This is one of the insects that got my attention (click images for larger versions).
I checked BugGuide and discovered it’s a Black Locust Borer (Megacyllene robiniae). Adults feed on pollen, particularly from goldenrods. The larvae live on Black Locust trees and can be a pest.
When I cropped an image to get this close-up, I was surprised to see that the body was somewhat fuzzy.
I enjoyed observing all the comings and goings on this goldenrod plant, and I’ve decided watching insects is great fun. There were far too many interesting creatures for one blog and I’ll share more images later.
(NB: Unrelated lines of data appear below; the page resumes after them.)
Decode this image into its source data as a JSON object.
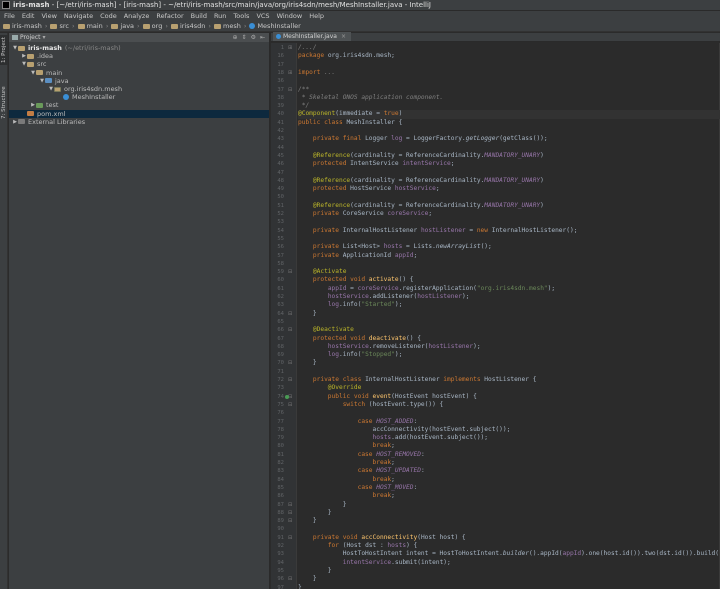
{
  "window": {
    "title_bold": "iris-mash",
    "title_rest": " - [~/etri/iris-mash] - [iris-mash] - ~/etri/iris-mash/src/main/java/org/iris4sdn/mesh/MeshInstaller.java - IntelliJ"
  },
  "menu": [
    "File",
    "Edit",
    "View",
    "Navigate",
    "Code",
    "Analyze",
    "Refactor",
    "Build",
    "Run",
    "Tools",
    "VCS",
    "Window",
    "Help"
  ],
  "breadcrumb": [
    "iris-mash",
    "src",
    "main",
    "java",
    "org",
    "iris4sdn",
    "mesh",
    "MeshInstaller"
  ],
  "left_tabs": {
    "project": "1: Project",
    "structure": "7: Structure"
  },
  "project_panel": {
    "header": "Project",
    "tree": [
      {
        "label": "iris-mash",
        "suffix": "(~/etri/iris-mash)",
        "icon": "module-folder",
        "depth": 0,
        "expanded": true,
        "bold": true
      },
      {
        "label": ".idea",
        "icon": "folder",
        "depth": 1,
        "expanded": false
      },
      {
        "label": "src",
        "icon": "folder",
        "depth": 1,
        "expanded": true
      },
      {
        "label": "main",
        "icon": "folder",
        "depth": 2,
        "expanded": true
      },
      {
        "label": "java",
        "icon": "source-folder",
        "depth": 3,
        "expanded": true
      },
      {
        "label": "org.iris4sdn.mesh",
        "icon": "package",
        "depth": 4,
        "expanded": true
      },
      {
        "label": "MeshInstaller",
        "icon": "class",
        "depth": 5,
        "expanded": null
      },
      {
        "label": "test",
        "icon": "test-folder",
        "depth": 2,
        "expanded": false
      },
      {
        "label": "pom.xml",
        "icon": "maven-file",
        "depth": 1,
        "expanded": null,
        "selected": true
      },
      {
        "label": "External Libraries",
        "icon": "library",
        "depth": 0,
        "expanded": false
      }
    ]
  },
  "editor": {
    "tab_label": "MeshInstaller.java",
    "current_line": 40,
    "lines": [
      {
        "n": "1",
        "fold": "+",
        "s": [
          [
            "/.../",
            "c"
          ]
        ]
      },
      {
        "n": "16",
        "s": [
          [
            "package ",
            "k"
          ],
          [
            "org.iris4sdn.mesh;",
            ""
          ]
        ]
      },
      {
        "n": "17",
        "s": []
      },
      {
        "n": "18",
        "fold": "+",
        "s": [
          [
            "import ",
            "k"
          ],
          [
            "...",
            "c"
          ]
        ]
      },
      {
        "n": "36",
        "s": []
      },
      {
        "n": "37",
        "fold": "-",
        "s": [
          [
            "/**",
            "c"
          ]
        ]
      },
      {
        "n": "38",
        "s": [
          [
            " * Skeletal ONOS application component.",
            "c"
          ]
        ]
      },
      {
        "n": "39",
        "s": [
          [
            " */",
            "c"
          ]
        ]
      },
      {
        "n": "40",
        "s": [
          [
            "@Component",
            "a"
          ],
          [
            "(immediate = ",
            ""
          ],
          [
            "true",
            "k"
          ],
          [
            ")",
            ""
          ]
        ]
      },
      {
        "n": "41",
        "s": [
          [
            "public class ",
            "k"
          ],
          [
            "MeshInstaller {",
            ""
          ]
        ]
      },
      {
        "n": "42",
        "s": []
      },
      {
        "n": "43",
        "s": [
          [
            "    private final ",
            "k"
          ],
          [
            "Logger ",
            ""
          ],
          [
            "log",
            "f"
          ],
          [
            " = LoggerFactory.",
            ""
          ],
          [
            "getLogger",
            "i"
          ],
          [
            "(getClass());",
            ""
          ]
        ]
      },
      {
        "n": "44",
        "s": []
      },
      {
        "n": "45",
        "s": [
          [
            "    @Reference",
            "a"
          ],
          [
            "(cardinality = ReferenceCardinality.",
            ""
          ],
          [
            "MANDATORY_UNARY",
            "sf"
          ],
          [
            ")",
            ""
          ]
        ]
      },
      {
        "n": "46",
        "s": [
          [
            "    protected ",
            "k"
          ],
          [
            "IntentService ",
            ""
          ],
          [
            "intentService",
            "f"
          ],
          [
            ";",
            ""
          ]
        ]
      },
      {
        "n": "47",
        "s": []
      },
      {
        "n": "48",
        "s": [
          [
            "    @Reference",
            "a"
          ],
          [
            "(cardinality = ReferenceCardinality.",
            ""
          ],
          [
            "MANDATORY_UNARY",
            "sf"
          ],
          [
            ")",
            ""
          ]
        ]
      },
      {
        "n": "49",
        "s": [
          [
            "    protected ",
            "k"
          ],
          [
            "HostService ",
            ""
          ],
          [
            "hostService",
            "f"
          ],
          [
            ";",
            ""
          ]
        ]
      },
      {
        "n": "50",
        "s": []
      },
      {
        "n": "51",
        "s": [
          [
            "    @Reference",
            "a"
          ],
          [
            "(cardinality = ReferenceCardinality.",
            ""
          ],
          [
            "MANDATORY_UNARY",
            "sf"
          ],
          [
            ")",
            ""
          ]
        ]
      },
      {
        "n": "52",
        "s": [
          [
            "    private ",
            "k"
          ],
          [
            "CoreService ",
            ""
          ],
          [
            "coreService",
            "f"
          ],
          [
            ";",
            ""
          ]
        ]
      },
      {
        "n": "53",
        "s": []
      },
      {
        "n": "54",
        "s": [
          [
            "    private ",
            "k"
          ],
          [
            "InternalHostListener ",
            ""
          ],
          [
            "hostListener",
            "f"
          ],
          [
            " = ",
            ""
          ],
          [
            "new ",
            "k"
          ],
          [
            "InternalHostListener();",
            ""
          ]
        ]
      },
      {
        "n": "55",
        "s": []
      },
      {
        "n": "56",
        "s": [
          [
            "    private ",
            "k"
          ],
          [
            "List<Host> ",
            ""
          ],
          [
            "hosts",
            "f"
          ],
          [
            " = Lists.",
            ""
          ],
          [
            "newArrayList",
            "i"
          ],
          [
            "();",
            ""
          ]
        ]
      },
      {
        "n": "57",
        "s": [
          [
            "    private ",
            "k"
          ],
          [
            "ApplicationId ",
            ""
          ],
          [
            "appId",
            "f"
          ],
          [
            ";",
            ""
          ]
        ]
      },
      {
        "n": "58",
        "s": []
      },
      {
        "n": "59",
        "fold": "-",
        "s": [
          [
            "    @Activate",
            "a"
          ]
        ]
      },
      {
        "n": "60",
        "s": [
          [
            "    protected void ",
            "k"
          ],
          [
            "activate",
            "m"
          ],
          [
            "() {",
            ""
          ]
        ]
      },
      {
        "n": "61",
        "s": [
          [
            "        ",
            ""
          ],
          [
            "appId",
            "f"
          ],
          [
            " = ",
            ""
          ],
          [
            "coreService",
            "f"
          ],
          [
            ".registerApplication(",
            ""
          ],
          [
            "\"org.iris4sdn.mesh\"",
            "s"
          ],
          [
            ");",
            ""
          ]
        ]
      },
      {
        "n": "62",
        "s": [
          [
            "        ",
            ""
          ],
          [
            "hostService",
            "f"
          ],
          [
            ".addListener(",
            ""
          ],
          [
            "hostListener",
            "f"
          ],
          [
            ");",
            ""
          ]
        ]
      },
      {
        "n": "63",
        "s": [
          [
            "        ",
            ""
          ],
          [
            "log",
            "f"
          ],
          [
            ".info(",
            ""
          ],
          [
            "\"Started\"",
            "s"
          ],
          [
            ");",
            ""
          ]
        ]
      },
      {
        "n": "64",
        "fold": "-",
        "s": [
          [
            "    }",
            ""
          ]
        ]
      },
      {
        "n": "65",
        "s": []
      },
      {
        "n": "66",
        "fold": "-",
        "s": [
          [
            "    @Deactivate",
            "a"
          ]
        ]
      },
      {
        "n": "67",
        "s": [
          [
            "    protected void ",
            "k"
          ],
          [
            "deactivate",
            "m"
          ],
          [
            "() {",
            ""
          ]
        ]
      },
      {
        "n": "68",
        "s": [
          [
            "        ",
            ""
          ],
          [
            "hostService",
            "f"
          ],
          [
            ".removeListener(",
            ""
          ],
          [
            "hostListener",
            "f"
          ],
          [
            ");",
            ""
          ]
        ]
      },
      {
        "n": "69",
        "s": [
          [
            "        ",
            ""
          ],
          [
            "log",
            "f"
          ],
          [
            ".info(",
            ""
          ],
          [
            "\"Stopped\"",
            "s"
          ],
          [
            ");",
            ""
          ]
        ]
      },
      {
        "n": "70",
        "fold": "-",
        "s": [
          [
            "    }",
            ""
          ]
        ]
      },
      {
        "n": "71",
        "s": []
      },
      {
        "n": "72",
        "fold": "-",
        "s": [
          [
            "    private class ",
            "k"
          ],
          [
            "InternalHostListener ",
            ""
          ],
          [
            "implements ",
            "k"
          ],
          [
            "HostListener {",
            ""
          ]
        ]
      },
      {
        "n": "73",
        "s": [
          [
            "        @Override",
            "a"
          ]
        ]
      },
      {
        "n": "74",
        "bp": true,
        "fold": "-",
        "s": [
          [
            "        public void ",
            "k"
          ],
          [
            "event",
            "m"
          ],
          [
            "(HostEvent hostEvent) {",
            ""
          ]
        ]
      },
      {
        "n": "75",
        "fold": "-",
        "s": [
          [
            "            ",
            ""
          ],
          [
            "switch ",
            "k"
          ],
          [
            "(hostEvent.type()) {",
            ""
          ]
        ]
      },
      {
        "n": "76",
        "s": []
      },
      {
        "n": "77",
        "s": [
          [
            "                ",
            ""
          ],
          [
            "case ",
            "k"
          ],
          [
            "HOST_ADDED",
            "sf"
          ],
          [
            ":",
            ""
          ]
        ]
      },
      {
        "n": "78",
        "s": [
          [
            "                    accConnectivity(hostEvent.subject());",
            ""
          ]
        ]
      },
      {
        "n": "79",
        "s": [
          [
            "                    ",
            ""
          ],
          [
            "hosts",
            "f"
          ],
          [
            ".add(hostEvent.subject());",
            ""
          ]
        ]
      },
      {
        "n": "80",
        "s": [
          [
            "                    ",
            ""
          ],
          [
            "break",
            "k"
          ],
          [
            ";",
            ""
          ]
        ]
      },
      {
        "n": "81",
        "s": [
          [
            "                ",
            ""
          ],
          [
            "case ",
            "k"
          ],
          [
            "HOST_REMOVED",
            "sf"
          ],
          [
            ":",
            ""
          ]
        ]
      },
      {
        "n": "82",
        "s": [
          [
            "                    ",
            ""
          ],
          [
            "break",
            "k"
          ],
          [
            ";",
            ""
          ]
        ]
      },
      {
        "n": "83",
        "s": [
          [
            "                ",
            ""
          ],
          [
            "case ",
            "k"
          ],
          [
            "HOST_UPDATED",
            "sf"
          ],
          [
            ":",
            ""
          ]
        ]
      },
      {
        "n": "84",
        "s": [
          [
            "                    ",
            ""
          ],
          [
            "break",
            "k"
          ],
          [
            ";",
            ""
          ]
        ]
      },
      {
        "n": "85",
        "s": [
          [
            "                ",
            ""
          ],
          [
            "case ",
            "k"
          ],
          [
            "HOST_MOVED",
            "sf"
          ],
          [
            ":",
            ""
          ]
        ]
      },
      {
        "n": "86",
        "s": [
          [
            "                    ",
            ""
          ],
          [
            "break",
            "k"
          ],
          [
            ";",
            ""
          ]
        ]
      },
      {
        "n": "87",
        "fold": "-",
        "s": [
          [
            "            }",
            ""
          ]
        ]
      },
      {
        "n": "88",
        "fold": "-",
        "s": [
          [
            "        }",
            ""
          ]
        ]
      },
      {
        "n": "89",
        "fold": "-",
        "s": [
          [
            "    }",
            ""
          ]
        ]
      },
      {
        "n": "90",
        "s": []
      },
      {
        "n": "91",
        "fold": "-",
        "s": [
          [
            "    private void ",
            "k"
          ],
          [
            "accConnectivity",
            "m"
          ],
          [
            "(Host host) {",
            ""
          ]
        ]
      },
      {
        "n": "92",
        "s": [
          [
            "        ",
            ""
          ],
          [
            "for ",
            "k"
          ],
          [
            "(Host dst : ",
            ""
          ],
          [
            "hosts",
            "f"
          ],
          [
            ") {",
            ""
          ]
        ]
      },
      {
        "n": "93",
        "s": [
          [
            "            HostToHostIntent intent = HostToHostIntent.",
            ""
          ],
          [
            "builder",
            "i"
          ],
          [
            "().appId(",
            ""
          ],
          [
            "appId",
            "f"
          ],
          [
            ").one(host.id()).two(dst.id()).build();",
            ""
          ]
        ]
      },
      {
        "n": "94",
        "s": [
          [
            "            ",
            ""
          ],
          [
            "intentService",
            "f"
          ],
          [
            ".submit(intent);",
            ""
          ]
        ]
      },
      {
        "n": "95",
        "s": [
          [
            "        }",
            ""
          ]
        ]
      },
      {
        "n": "96",
        "fold": "-",
        "s": [
          [
            "    }",
            ""
          ]
        ]
      },
      {
        "n": "97",
        "s": [
          [
            "}",
            ""
          ]
        ]
      }
    ]
  }
}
The seedpods on the Hearts-a-burstin’ (Euonymus americanus) shrub are one of many enjoyable backyard signs of autumn.
This plant seems quite happy growing under our pine tree where it’s dry and mostly shady. I enjoy it throughout the year and it is especially attractive this time of year.
I’m often amazed at the designs to be found in nature and these prickly magenta seedpods and brilliant red-orange seeds never cease to amaze me. This haiku, written by my friend, Beth Bailey, enriches and adds to what I see.
Drop by drop they dip
their nodding heads, their giving hearts
each bleeding beauty.
The seeds are food for birds and small mammals, but obviously not all of them get eaten. I have several small two-to-three inch seedlings.
I’ll be glad to share these with anyone who lives in the Lexington area. Please let me know if you are interested.